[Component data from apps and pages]
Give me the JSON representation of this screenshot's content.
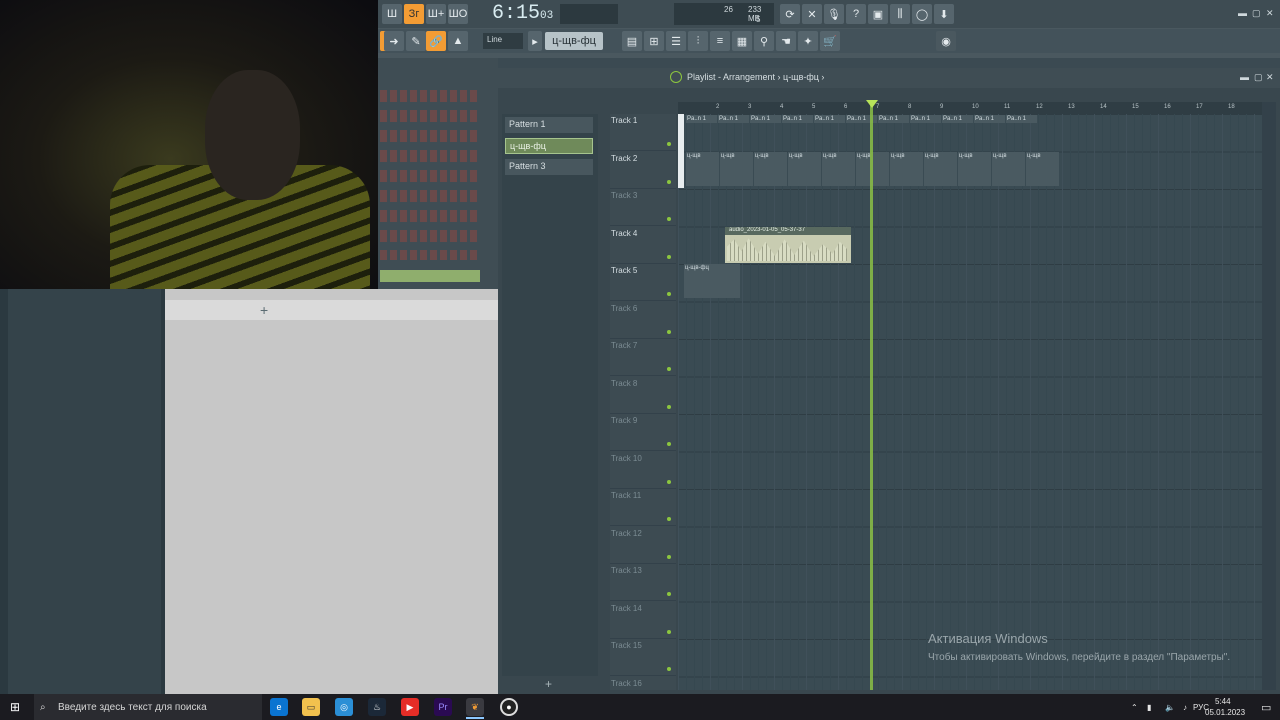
{
  "toolbar": {
    "time_main": "6:15",
    "time_sub": "03",
    "cpu_mem": "233 MB",
    "cpu_val": "26",
    "poly": "5",
    "snap": "Line",
    "pattern": "ц-щв-фц",
    "mode_icons": [
      "Ш",
      "Зг",
      "Ш+",
      "ШО"
    ]
  },
  "playlist": {
    "breadcrumb": "Playlist - Arrangement › ц-щв-фц ›",
    "patterns": [
      "Pattern 1",
      "ц-щв-фц",
      "Pattern 3"
    ],
    "ruler": [
      "2",
      "3",
      "4",
      "5",
      "6",
      "7",
      "8",
      "9",
      "10",
      "11",
      "12",
      "13",
      "14",
      "15",
      "16",
      "17",
      "18"
    ],
    "tracks": [
      "Track 1",
      "Track 2",
      "Track 3",
      "Track 4",
      "Track 5",
      "Track 6",
      "Track 7",
      "Track 8",
      "Track 9",
      "Track 10",
      "Track 11",
      "Track 12",
      "Track 13",
      "Track 14",
      "Track 15",
      "Track 16"
    ],
    "clip_pattern1": "Pa..n 1",
    "clip_pattern2": "ц-щв",
    "clip_pattern2_full": "ц-щв-фц",
    "audio_clip": "audio_2023-01-05_05-37-37"
  },
  "activation": {
    "title": "Активация Windows",
    "subtitle": "Чтобы активировать Windows, перейдите в раздел \"Параметры\"."
  },
  "taskbar": {
    "search_placeholder": "Введите здесь текст для поиска",
    "lang": "РУС",
    "time": "5:44",
    "date": "05.01.2023",
    "apps": [
      "edge",
      "explorer",
      "chrome",
      "steam",
      "youtube",
      "premiere",
      "fl-studio",
      "obs"
    ]
  }
}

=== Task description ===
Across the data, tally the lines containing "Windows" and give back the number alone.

=== Reply to the exercise ===
2